Aspen will bask in a blue glow once again tonight to shine the light of awareness on autism.
The third annual Light It Up Blue Aspen Gala is set for 6 p.m. tonight at the Hotel Jerome, and this year the hotel will be cast in blue light for the event.
The gala not only raises awareness about the autism spectrum — it’s an opportunity to raise funds for the local nonprofit Extreme Sports Camp for Autism and the national nonprofit Autism Speaks.
Light It Up Blue kicks off internationally in April as part of Autism Awareness Month. Aspen begins its celebration a month and a half early to take advantage of more people being in town to attend the Light It Up Blue Gala.
There’s no lack of star power for the 2014 event. Special celebrity guests include Jacqueline Laurita from the television show “Real Housewives of New Jersey” and Ari and Andrea Lee Greenburg, of Los Angeles. There’s also going to be live music from My Brother’s Keeper, featuring John Popper, of Blues Traveler fame.
“We’re really excited to welcome such wonderful guests this year,” said Sheryl Barto, the founder of O Communications. “Having Brother’s Keeper perform is going to be awesome.”
Laurita and her family have been very active campaigning for autism awareness through Autism Speaks since Laurita’s youngest son was diagnosed with autism in 2012.
Ari Greenburg is a partner at the William Morris Endeavor, a talent and literary agency based in Beverly Hills, Calif.; New York; Nashville, Tenn.; Miami; and London. Greenburg heads the agency’s industry-leading television group and oversees a team of agents representing writers, directors, actors and producers.
The Greenburgs live in Los Angeles with their two children, Tyler and Avery. Tyler was diagnosed with autism when he was 20 months old.
“Fundraising is one of the most important things we can do to show that our son and all the people living within the autism spectrum disorder matter,” Andrea Lee Greenburg said. “Besides raising much-needed awareness and funds to lobby for changes in early intervention, scientific research and demanding more government funding and legislation, it’s our family’s way to truly spotlight not only the everyday challenges we go through to support all of Tyler’s needs but to truly celebrate him.”
My Brother’s Keeper has a distinct local feel, with valley residents Michael Jude on vocals and bass and John Michel on vocals and drums. Jono Manson is a veteran musician, producer and engineer who plays guitar and sings in the band. Manson cut his teeth as a performer from the early 1980s in New York and has amassed an extensive catalog of original material. Singer-songwriter Scott Rednor is another veteran musician and is well-known in the Vail area. Rob Eaton Jr. is the youngest member of the band and plays mostly lead guitar.
Popper is best known for his work with Blues Traveler and commands attention not only for his stage presence but also for his soaring vocals and harmonica solos.
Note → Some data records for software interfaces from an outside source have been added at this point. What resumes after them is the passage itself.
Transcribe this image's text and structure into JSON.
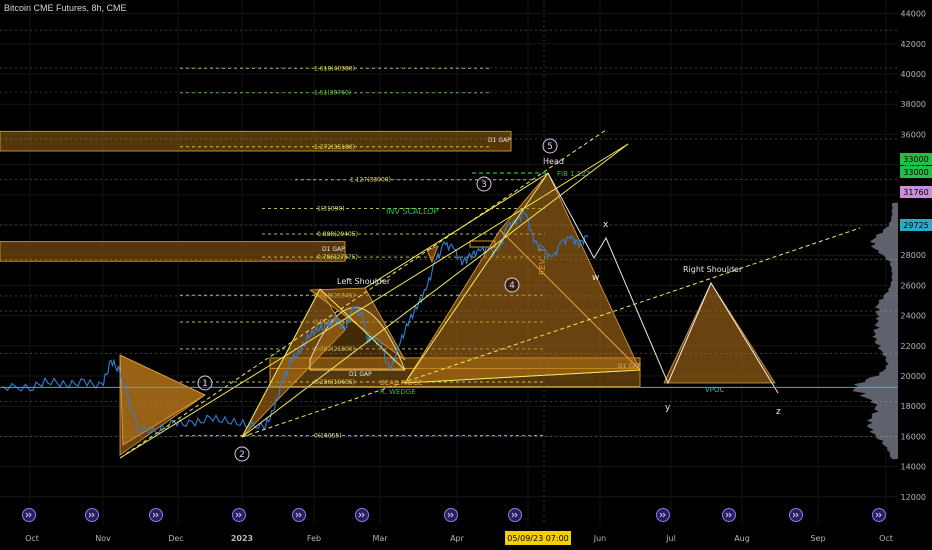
{
  "title": "Bitcoin CME Futures, 8h, CME",
  "chart_data": {
    "type": "line",
    "instrument": "Bitcoin CME Futures",
    "interval": "8h",
    "exchange": "CME",
    "ylim": [
      11000,
      44000
    ],
    "y_ticks": [
      12000,
      14000,
      16000,
      18000,
      20000,
      22000,
      24000,
      26000,
      28000,
      30000,
      32000,
      34000,
      36000,
      38000,
      40000,
      42000,
      44000
    ],
    "x_ticks": [
      "Oct",
      "Nov",
      "Dec",
      "2023",
      "Feb",
      "Mar",
      "Apr",
      "Jun",
      "Jul",
      "Aug",
      "Sep",
      "Oct"
    ],
    "crosshair_date": "05/09/23  07:00",
    "price_badges": [
      {
        "value": "33000",
        "color": "#1fbf4a"
      },
      {
        "value": "33000",
        "color": "#1fbf4a"
      },
      {
        "value": "31760",
        "color": "#c98fd6"
      },
      {
        "value": "29725",
        "color": "#2aa9c9"
      }
    ],
    "series": [
      {
        "name": "price",
        "points": [
          [
            -0.03,
            19300
          ],
          [
            0.0,
            19200
          ],
          [
            0.02,
            19700
          ],
          [
            0.04,
            19400
          ],
          [
            0.06,
            19600
          ],
          [
            0.08,
            19300
          ],
          [
            0.09,
            21000
          ],
          [
            0.1,
            20300
          ],
          [
            0.12,
            16500
          ],
          [
            0.14,
            16300
          ],
          [
            0.16,
            16900
          ],
          [
            0.18,
            16800
          ],
          [
            0.2,
            17200
          ],
          [
            0.22,
            17000
          ],
          [
            0.24,
            16800
          ],
          [
            0.26,
            16600
          ],
          [
            0.27,
            17600
          ],
          [
            0.28,
            19500
          ],
          [
            0.29,
            21000
          ],
          [
            0.3,
            21600
          ],
          [
            0.31,
            22700
          ],
          [
            0.32,
            23100
          ],
          [
            0.33,
            23300
          ],
          [
            0.34,
            23700
          ],
          [
            0.35,
            23000
          ],
          [
            0.36,
            24600
          ],
          [
            0.37,
            23900
          ],
          [
            0.375,
            22300
          ],
          [
            0.38,
            22600
          ],
          [
            0.39,
            22000
          ],
          [
            0.4,
            20300
          ],
          [
            0.41,
            22000
          ],
          [
            0.42,
            23500
          ],
          [
            0.43,
            24600
          ],
          [
            0.44,
            25700
          ],
          [
            0.45,
            27500
          ],
          [
            0.46,
            28700
          ],
          [
            0.47,
            28500
          ],
          [
            0.48,
            27500
          ],
          [
            0.49,
            28000
          ],
          [
            0.5,
            28300
          ],
          [
            0.51,
            28400
          ],
          [
            0.52,
            28100
          ],
          [
            0.53,
            29900
          ],
          [
            0.54,
            30200
          ],
          [
            0.55,
            30900
          ],
          [
            0.56,
            28900
          ],
          [
            0.57,
            28400
          ],
          [
            0.58,
            27700
          ],
          [
            0.59,
            28800
          ],
          [
            0.6,
            29200
          ],
          [
            0.61,
            28700
          ],
          [
            0.62,
            29300
          ]
        ]
      }
    ],
    "fib_levels": [
      {
        "ratio": "1.618",
        "value": 40380,
        "label": "1.618(40380)"
      },
      {
        "ratio": "1.51",
        "value": 38760,
        "label": "1.51(38760)"
      },
      {
        "ratio": "1.272",
        "value": 35180,
        "label": "1.272(35180)"
      },
      {
        "ratio": "1.127",
        "value": 33000,
        "label": "1.127(33000)"
      },
      {
        "ratio": "1",
        "value": 31090,
        "label": "1(31090)"
      },
      {
        "ratio": "0.888",
        "value": 29405,
        "label": "0.888(29405)"
      },
      {
        "ratio": "0.786",
        "value": 27875,
        "label": "0.786(27875)"
      },
      {
        "ratio": "0.618",
        "value": 25345,
        "label": "0.618(25345)"
      },
      {
        "ratio": "0.5",
        "value": 23575,
        "label": "0.5(23575)"
      },
      {
        "ratio": "0.382",
        "value": 21800,
        "label": "0.382(21800)"
      },
      {
        "ratio": "0.236",
        "value": 19605,
        "label": "0.236(19605)"
      },
      {
        "ratio": "0",
        "value": 16055,
        "label": "0(16055)"
      }
    ],
    "gap_zones": [
      {
        "label": "D1 GAP",
        "from": 34900,
        "to": 36200
      },
      {
        "label": "D1 GAP",
        "from": 27600,
        "to": 28900
      },
      {
        "label": "D1 GAP",
        "from": 20500,
        "to": 21200
      },
      {
        "label": "D1 GAP",
        "from": 19300,
        "to": 20500
      }
    ],
    "annotations": [
      "Head",
      "Left Shoulder",
      "Right Shoulder",
      "INV SCALLOP",
      "FIB 1.127",
      "REV...?",
      "BEAR.R.DGE",
      "R. WEDGE",
      "VPOC",
      "x",
      "w",
      "y",
      "z"
    ],
    "wave_labels": [
      "1",
      "2",
      "3",
      "4",
      "5"
    ]
  }
}
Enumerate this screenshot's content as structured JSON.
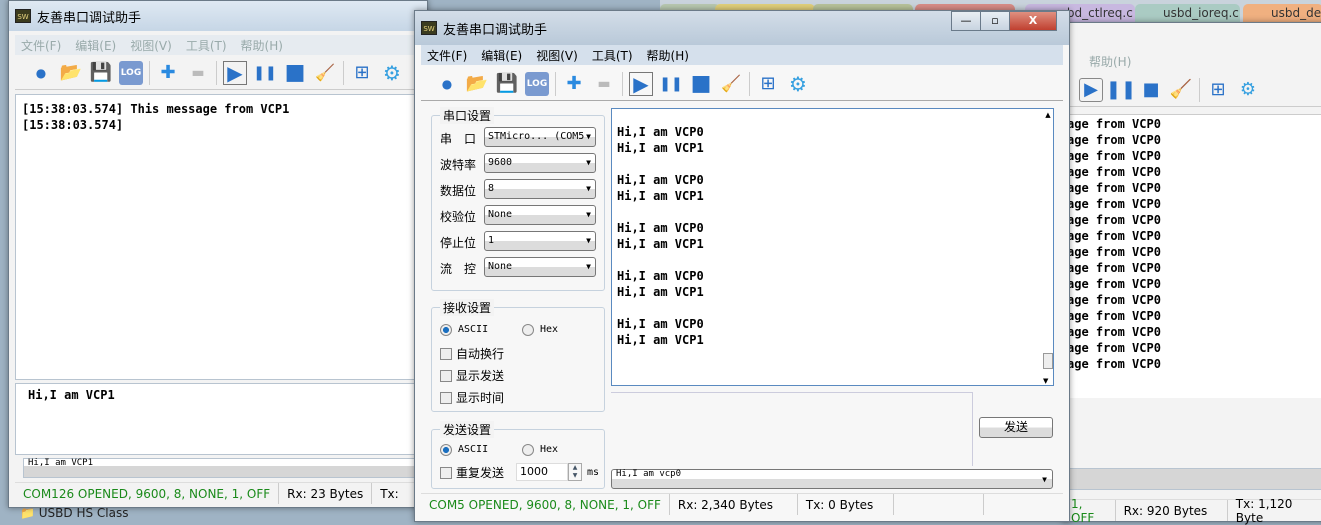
{
  "background_tabs": [
    "usbd_ctlreq.c",
    "usbd_ioreq.c",
    "usbd_def.h"
  ],
  "tree_item": "USBD HS Class",
  "app_title": "友善串口调试助手",
  "menu": [
    "文件(F)",
    "编辑(E)",
    "视图(V)",
    "工具(T)",
    "帮助(H)"
  ],
  "toolbar_icons": [
    "new-icon",
    "open-folder-icon",
    "save-icon",
    "log-icon",
    "add-icon",
    "remove-icon",
    "play-icon",
    "pause-icon",
    "stop-icon",
    "broom-icon",
    "add-window-icon",
    "gear-icon"
  ],
  "left_window": {
    "receive_lines": [
      "[15:38:03.574] This message from VCP1",
      "[15:38:03.574]"
    ],
    "send_text": "Hi,I am VCP1",
    "send_combo": "Hi,I am VCP1",
    "status": {
      "port": "COM126 OPENED, 9600, 8, NONE, 1, OFF",
      "rx": "Rx: 23 Bytes",
      "tx": "Tx:"
    }
  },
  "middle_window": {
    "controls": {
      "minimize": "—",
      "maximize": "▫",
      "close": "X"
    },
    "serial_settings": {
      "title": "串口设置",
      "fields": [
        {
          "label": "串　口",
          "value": "STMicro... (COM5"
        },
        {
          "label": "波特率",
          "value": "9600"
        },
        {
          "label": "数据位",
          "value": "8"
        },
        {
          "label": "校验位",
          "value": "None"
        },
        {
          "label": "停止位",
          "value": "1"
        },
        {
          "label": "流　控",
          "value": "None"
        }
      ]
    },
    "receive_settings": {
      "title": "接收设置",
      "ascii": "ASCII",
      "hex": "Hex",
      "mode": "ASCII",
      "checks": [
        {
          "label": "自动换行",
          "checked": false
        },
        {
          "label": "显示发送",
          "checked": false
        },
        {
          "label": "显示时间",
          "checked": false
        }
      ]
    },
    "send_settings": {
      "title": "发送设置",
      "ascii": "ASCII",
      "hex": "Hex",
      "mode": "ASCII",
      "repeat_label": "重复发送",
      "repeat_checked": false,
      "interval": "1000",
      "unit": "ms"
    },
    "receive_lines": [
      "Hi,I am VCP0",
      "Hi,I am VCP1",
      "",
      "Hi,I am VCP0",
      "Hi,I am VCP1",
      "",
      "Hi,I am VCP0",
      "Hi,I am VCP1",
      "",
      "Hi,I am VCP0",
      "Hi,I am VCP1",
      "",
      "Hi,I am VCP0",
      "Hi,I am VCP1"
    ],
    "send_button": "发送",
    "send_combo": "Hi,I am vcp0",
    "status": {
      "port": "COM5 OPENED, 9600, 8, NONE, 1, OFF",
      "rx": "Rx: 2,340 Bytes",
      "tx": "Tx: 0 Bytes"
    }
  },
  "right_window": {
    "menu_help": "帮助(H)",
    "receive_lines": [
      "age from VCP0",
      "age from VCP0",
      "age from VCP0",
      "age from VCP0",
      "age from VCP0",
      "age from VCP0",
      "age from VCP0",
      "age from VCP0",
      "age from VCP0",
      "age from VCP0",
      "age from VCP0",
      "age from VCP0",
      "age from VCP0",
      "age from VCP0",
      "age from VCP0",
      "age from VCP0"
    ],
    "status": {
      "port": "1, OFF",
      "rx": "Rx: 920 Bytes",
      "tx": "Tx: 1,120 Byte"
    }
  },
  "colors": {
    "status_green": "#1a8a1a",
    "accent_blue": "#2a72c8"
  }
}
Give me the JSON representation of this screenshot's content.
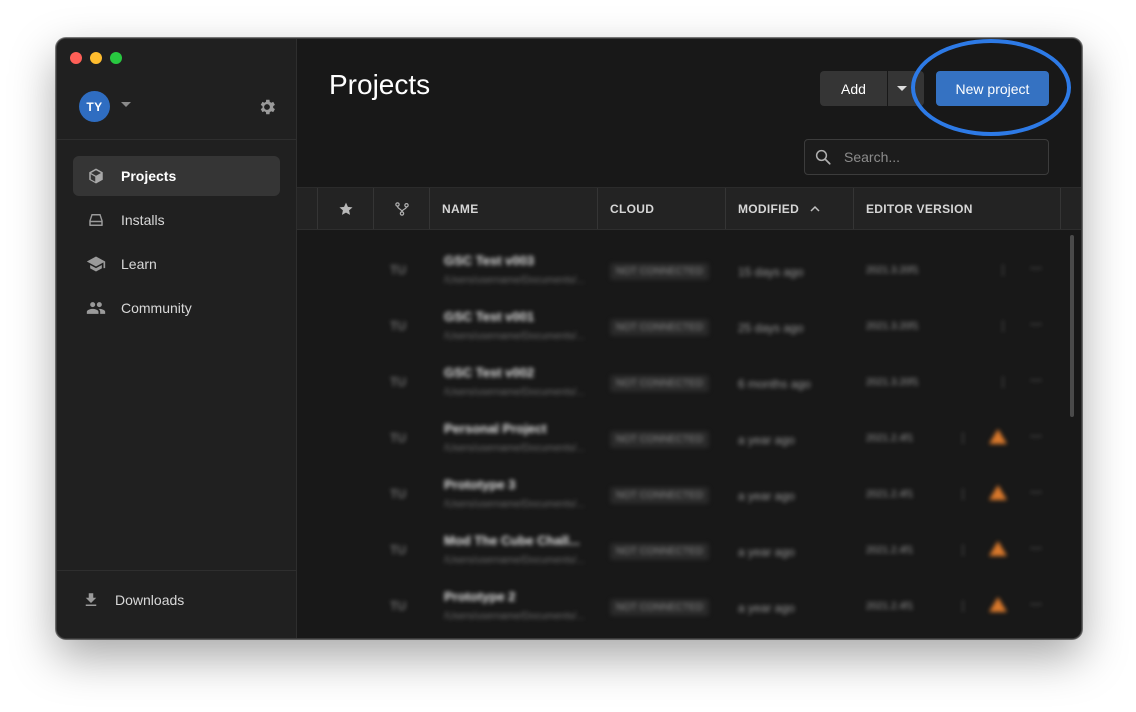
{
  "user": {
    "initials": "TY"
  },
  "sidebar": {
    "items": [
      {
        "label": "Projects",
        "icon": "cube-icon",
        "active": true
      },
      {
        "label": "Installs",
        "icon": "drive-icon",
        "active": false
      },
      {
        "label": "Learn",
        "icon": "graduation-cap-icon",
        "active": false
      },
      {
        "label": "Community",
        "icon": "people-icon",
        "active": false
      }
    ],
    "downloads_label": "Downloads"
  },
  "main": {
    "title": "Projects",
    "add_label": "Add",
    "new_project_label": "New project",
    "search": {
      "placeholder": "Search..."
    },
    "table": {
      "columns": [
        "NAME",
        "CLOUD",
        "MODIFIED",
        "EDITOR VERSION"
      ],
      "sort_column": "MODIFIED",
      "sort_direction": "ascending",
      "rows": [
        {
          "name": "GSC Test v003",
          "path": "/Users/username/Documents/...",
          "cloud": "NOT CONNECTED",
          "modified": "15 days ago",
          "version": "2021.3.20f1",
          "warning": false
        },
        {
          "name": "GSC Test v001",
          "path": "/Users/username/Documents/...",
          "cloud": "NOT CONNECTED",
          "modified": "25 days ago",
          "version": "2021.3.20f1",
          "warning": false
        },
        {
          "name": "GSC Test v002",
          "path": "/Users/username/Documents/...",
          "cloud": "NOT CONNECTED",
          "modified": "6 months ago",
          "version": "2021.3.20f1",
          "warning": false
        },
        {
          "name": "Personal Project",
          "path": "/Users/username/Documents/...",
          "cloud": "NOT CONNECTED",
          "modified": "a year ago",
          "version": "2021.2.4f1",
          "warning": true
        },
        {
          "name": "Prototype 3",
          "path": "/Users/username/Documents/...",
          "cloud": "NOT CONNECTED",
          "modified": "a year ago",
          "version": "2021.2.4f1",
          "warning": true
        },
        {
          "name": "Mod The Cube Chall...",
          "path": "/Users/username/Documents/...",
          "cloud": "NOT CONNECTED",
          "modified": "a year ago",
          "version": "2021.2.4f1",
          "warning": true
        },
        {
          "name": "Prototype 2",
          "path": "/Users/username/Documents/...",
          "cloud": "NOT CONNECTED",
          "modified": "a year ago",
          "version": "2021.2.4f1",
          "warning": true
        }
      ]
    }
  },
  "colors": {
    "accent": "#3572c2",
    "highlight_ring": "#2d7ae6",
    "warning": "#d9782b"
  }
}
Popper was instrumental in bringing My Brother’s Keeper to the gala through his relationship with Billy Rieger, who was a close friend of Popper’s and a strong supporter of autism awareness in Aspen before his death in 2011.
Patron’s Ultimat Vodka, Aspen Peak magazine and Sentient Jet, a directional aviation capital company, sponsor the gala.
Sentient Jet not only is donating a $10,000 flight card for the live auction with the entire winning bid going directly to Light It Up Blue Aspen but also will donate $5,000 for each new Sentient Jet Card sold throughout the weekend in Aspen.
Sentient also hosted an apres-ski shopping event Saturday at Nina McLemore in Aspen and donated 15 percent of sales to Light It Up Blue Aspen.
Extreme Sports Camp celebrates its 10th anniversary in 2014. Besides the flagship winter and summer sports-camp programs, the camp is expanding to offer a respite program locally in the spring and fall on Saturdays. The camp is collaborating with other local programs to expose people in the autism spectrum to music and art as well as access the area community centers.
“We’re working to build a strong community-based support system,” said Jill Pidcock, the development director and community outreach spokeswoman for the camp. “It teaches families dealing with autism-related issues how to access offerings within their communities while at the same time teaching their communities about the autism spectrum.”
The camp also is starting an adult enrichment program that takes people in their late teens and older and helps them with their transition into mainstream life. The program works on developing social and job-related skills, like interviewing and resume-creating.
“We have a lot of young kids in the autism spectrum that will enter our community in the next decade,” Pidcock said. “The onus is on us to learn about autism and how we can help integrate these kids into areas of life where they can be successful.”